• WORK ORDER: Show, in full, each line of the data that contains "Østerbro".

• EXERCISE INPUT:
§

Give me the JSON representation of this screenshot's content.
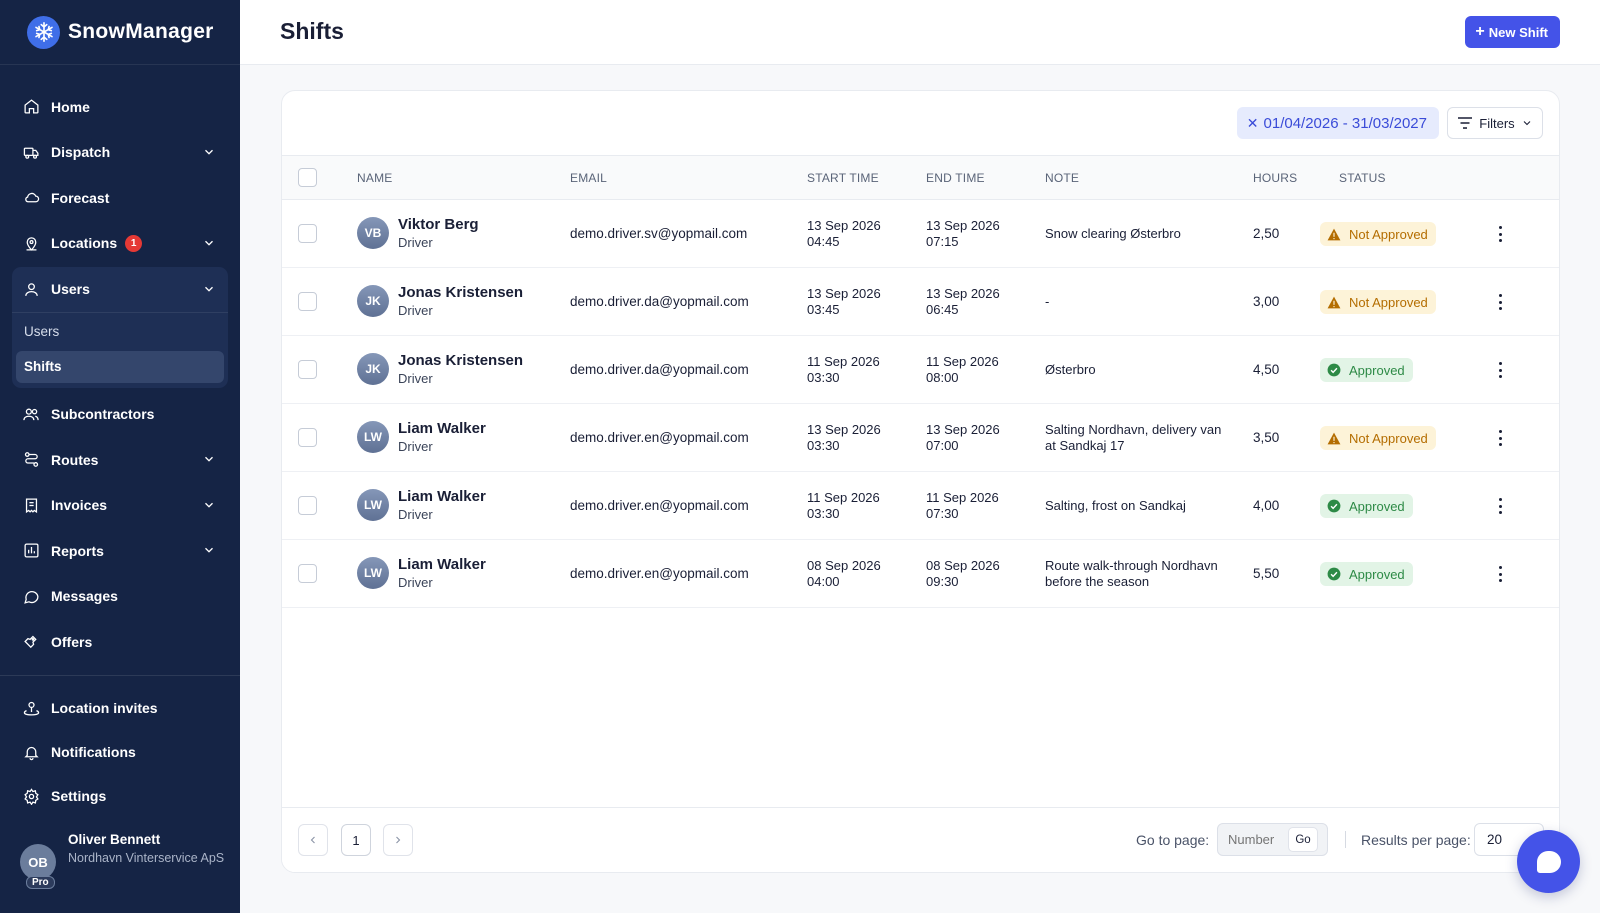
{
  "brand": {
    "name": "SnowManager"
  },
  "sidebar": {
    "items": [
      {
        "label": "Home",
        "icon": "home-icon"
      },
      {
        "label": "Dispatch",
        "icon": "truck-icon",
        "expandable": true
      },
      {
        "label": "Forecast",
        "icon": "cloud-icon"
      },
      {
        "label": "Locations",
        "icon": "pin-icon",
        "expandable": true,
        "badge": "1"
      },
      {
        "label": "Users",
        "icon": "user-icon",
        "expandable": true,
        "expanded": true,
        "children": [
          "Users",
          "Shifts"
        ],
        "active_child": "Shifts"
      },
      {
        "label": "Subcontractors",
        "icon": "users-icon"
      },
      {
        "label": "Routes",
        "icon": "route-icon",
        "expandable": true
      },
      {
        "label": "Invoices",
        "icon": "invoice-icon",
        "expandable": true
      },
      {
        "label": "Reports",
        "icon": "chart-icon",
        "expandable": true
      },
      {
        "label": "Messages",
        "icon": "message-icon"
      },
      {
        "label": "Offers",
        "icon": "offer-icon"
      }
    ],
    "bottom_items": [
      {
        "label": "Location invites",
        "icon": "location-invite-icon"
      },
      {
        "label": "Notifications",
        "icon": "bell-icon"
      },
      {
        "label": "Settings",
        "icon": "gear-icon"
      }
    ],
    "profile": {
      "initials": "OB",
      "plan": "Pro",
      "name": "Oliver Bennett",
      "org": "Nordhavn Vinterservice ApS"
    }
  },
  "header": {
    "title": "Shifts",
    "new_button": "New Shift"
  },
  "toolbar": {
    "date_range": "01/04/2026 - 31/03/2027",
    "filters_label": "Filters"
  },
  "table": {
    "columns": [
      "NAME",
      "EMAIL",
      "START TIME",
      "END TIME",
      "NOTE",
      "HOURS",
      "STATUS"
    ],
    "rows": [
      {
        "initials": "VB",
        "name": "Viktor Berg",
        "role": "Driver",
        "email": "demo.driver.sv@yopmail.com",
        "start_date": "13 Sep 2026",
        "start_time": "04:45",
        "end_date": "13 Sep 2026",
        "end_time": "07:15",
        "note": "Snow clearing Østerbro",
        "hours": "2,50",
        "status": "Not Approved",
        "status_kind": "warning"
      },
      {
        "initials": "JK",
        "name": "Jonas Kristensen",
        "role": "Driver",
        "email": "demo.driver.da@yopmail.com",
        "start_date": "13 Sep 2026",
        "start_time": "03:45",
        "end_date": "13 Sep 2026",
        "end_time": "06:45",
        "note": "-",
        "hours": "3,00",
        "status": "Not Approved",
        "status_kind": "warning"
      },
      {
        "initials": "JK",
        "name": "Jonas Kristensen",
        "role": "Driver",
        "email": "demo.driver.da@yopmail.com",
        "start_date": "11 Sep 2026",
        "start_time": "03:30",
        "end_date": "11 Sep 2026",
        "end_time": "08:00",
        "note": "Østerbro",
        "hours": "4,50",
        "status": "Approved",
        "status_kind": "success"
      },
      {
        "initials": "LW",
        "name": "Liam Walker",
        "role": "Driver",
        "email": "demo.driver.en@yopmail.com",
        "start_date": "13 Sep 2026",
        "start_time": "03:30",
        "end_date": "13 Sep 2026",
        "end_time": "07:00",
        "note": "Salting Nordhavn, delivery van at Sandkaj 17",
        "hours": "3,50",
        "status": "Not Approved",
        "status_kind": "warning"
      },
      {
        "initials": "LW",
        "name": "Liam Walker",
        "role": "Driver",
        "email": "demo.driver.en@yopmail.com",
        "start_date": "11 Sep 2026",
        "start_time": "03:30",
        "end_date": "11 Sep 2026",
        "end_time": "07:30",
        "note": "Salting, frost on Sandkaj",
        "hours": "4,00",
        "status": "Approved",
        "status_kind": "success"
      },
      {
        "initials": "LW",
        "name": "Liam Walker",
        "role": "Driver",
        "email": "demo.driver.en@yopmail.com",
        "start_date": "08 Sep 2026",
        "start_time": "04:00",
        "end_date": "08 Sep 2026",
        "end_time": "09:30",
        "note": "Route walk-through Nordhavn before the season",
        "hours": "5,50",
        "status": "Approved",
        "status_kind": "success"
      }
    ]
  },
  "pagination": {
    "current_page": "1",
    "goto_label": "Go to page:",
    "goto_placeholder": "Number",
    "go_button": "Go",
    "rpp_label": "Results per page:",
    "rpp_value": "20"
  },
  "colors": {
    "sidebar_bg": "#152445",
    "accent": "#4453e8",
    "warning_bg": "#fdf3d8",
    "warning_text": "#b46d00",
    "success_bg": "#e2f4e6",
    "success_text": "#2d8a46"
  }
}
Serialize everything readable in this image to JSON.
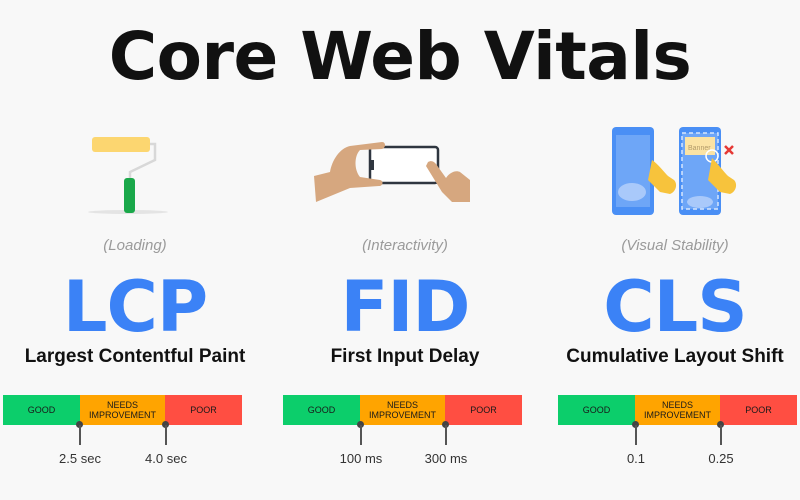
{
  "title": "Core Web Vitals",
  "metrics": [
    {
      "category": "(Loading)",
      "abbr": "LCP",
      "name": "Largest Contentful Paint",
      "illustration": "paint-roller-icon",
      "segments": [
        "GOOD",
        "NEEDS IMPROVEMENT",
        "POOR"
      ],
      "thresholds": [
        "2.5 sec",
        "4.0 sec"
      ]
    },
    {
      "category": "(Interactivity)",
      "abbr": "FID",
      "name": "First Input Delay",
      "illustration": "hands-phone-tap-icon",
      "segments": [
        "GOOD",
        "NEEDS IMPROVEMENT",
        "POOR"
      ],
      "thresholds": [
        "100 ms",
        "300 ms"
      ]
    },
    {
      "category": "(Visual Stability)",
      "abbr": "CLS",
      "name": "Cumulative Layout Shift",
      "illustration": "layout-shift-phones-icon",
      "banner_label": "Banner",
      "segments": [
        "GOOD",
        "NEEDS IMPROVEMENT",
        "POOR"
      ],
      "thresholds": [
        "0.1",
        "0.25"
      ]
    }
  ],
  "colors": {
    "good": "#0cce6b",
    "needs_improvement": "#ffa400",
    "poor": "#ff4e42",
    "accent": "#3b82f6"
  }
}
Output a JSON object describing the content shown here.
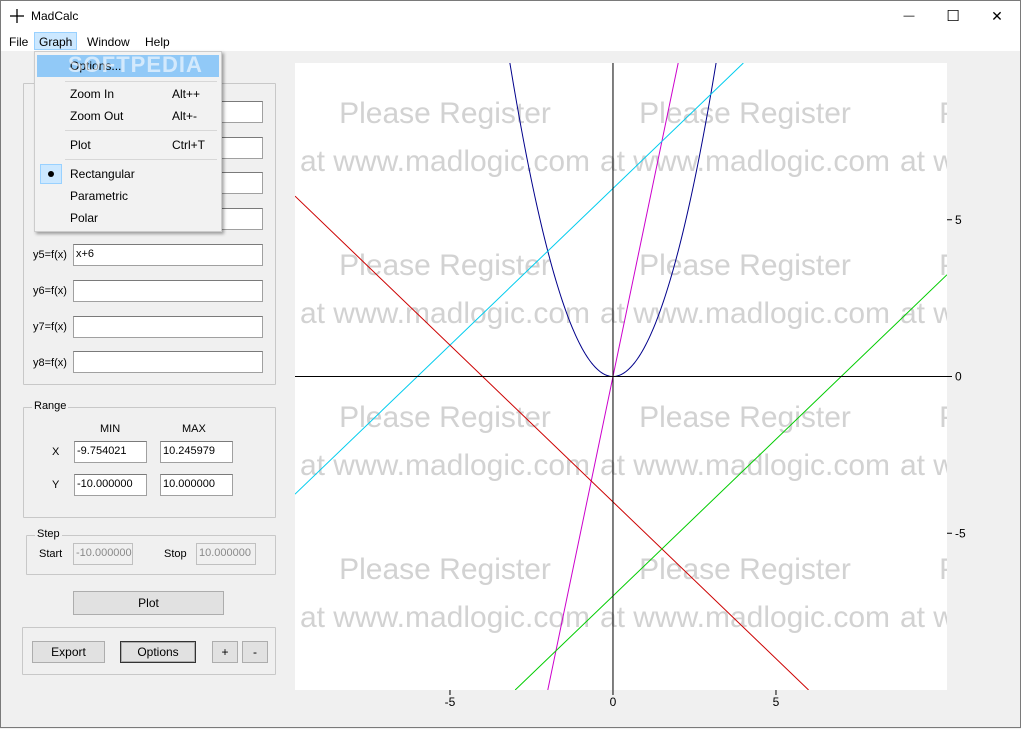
{
  "window": {
    "title": "MadCalc",
    "minimize_glyph": "—",
    "maximize_glyph": "☐",
    "close_glyph": "✕"
  },
  "menubar": [
    "File",
    "Graph",
    "Window",
    "Help"
  ],
  "graph_menu": {
    "items": [
      {
        "label": "Options...",
        "shortcut": ""
      },
      {
        "label": "Zoom In",
        "shortcut": "Alt++"
      },
      {
        "label": "Zoom Out",
        "shortcut": "Alt+-"
      },
      {
        "label": "Plot",
        "shortcut": "Ctrl+T"
      },
      {
        "label": "Rectangular",
        "shortcut": ""
      },
      {
        "label": "Parametric",
        "shortcut": ""
      },
      {
        "label": "Polar",
        "shortcut": ""
      }
    ],
    "checked": "Rectangular",
    "softpedia_watermark": "SOFTPEDIA"
  },
  "functions": {
    "labels": [
      "y5=f(x)",
      "y6=f(x)",
      "y7=f(x)",
      "y8=f(x)"
    ],
    "values": [
      "x+6",
      "",
      "",
      ""
    ]
  },
  "range": {
    "title": "Range",
    "min_label": "MIN",
    "max_label": "MAX",
    "x_label": "X",
    "y_label": "Y",
    "x_min": "-9.754021",
    "x_max": "10.245979",
    "y_min": "-10.000000",
    "y_max": "10.000000"
  },
  "step": {
    "title": "Step",
    "start_label": "Start",
    "start": "-10.000000",
    "stop_label": "Stop",
    "stop": "10.000000"
  },
  "buttons": {
    "plot": "Plot",
    "export": "Export",
    "options": "Options",
    "plus": "+",
    "minus": "-"
  },
  "watermark": {
    "line1": "Please Register",
    "line2": "at www.madlogic.com"
  },
  "colors": {
    "parabola": "#00008b",
    "steep": "#cc00cc",
    "cyan_line": "#00ccee",
    "red_line": "#cc0000",
    "green_line": "#00cc00",
    "axis": "#000000"
  },
  "chart_data": {
    "type": "line",
    "x_range": [
      -9.754021,
      10.245979
    ],
    "y_range": [
      -10,
      10
    ],
    "x_ticks": [
      -5,
      0,
      5
    ],
    "y_ticks": [
      5,
      0,
      -5
    ],
    "series": [
      {
        "color": "#00008b",
        "x": [
          -3.1,
          -3.0,
          -2.5,
          -2.0,
          -1.5,
          -1.0,
          -0.5,
          0,
          0.5,
          1.0,
          1.5,
          2.0,
          2.5,
          3.0,
          3.1
        ],
        "y": [
          9.61,
          9.0,
          6.25,
          4.0,
          2.25,
          1.0,
          0.25,
          0,
          0.25,
          1.0,
          2.25,
          4.0,
          6.25,
          9.0,
          9.61
        ]
      },
      {
        "color": "#cc00cc",
        "x": [
          -2.0,
          2.0
        ],
        "y": [
          -10,
          10
        ]
      },
      {
        "color": "#00ccee",
        "x": [
          -9.754021,
          4.0
        ],
        "y": [
          -3.754021,
          10
        ]
      },
      {
        "color": "#cc0000",
        "x": [
          -9.754021,
          6.0
        ],
        "y": [
          5.754021,
          -10
        ]
      },
      {
        "color": "#00cc00",
        "x": [
          -3.0,
          10.245979
        ],
        "y": [
          -10,
          3.245979
        ]
      }
    ]
  }
}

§

• RESPONSE AREA:
        "note": "Snow clearing Østerbro",
        "note": "Østerbro",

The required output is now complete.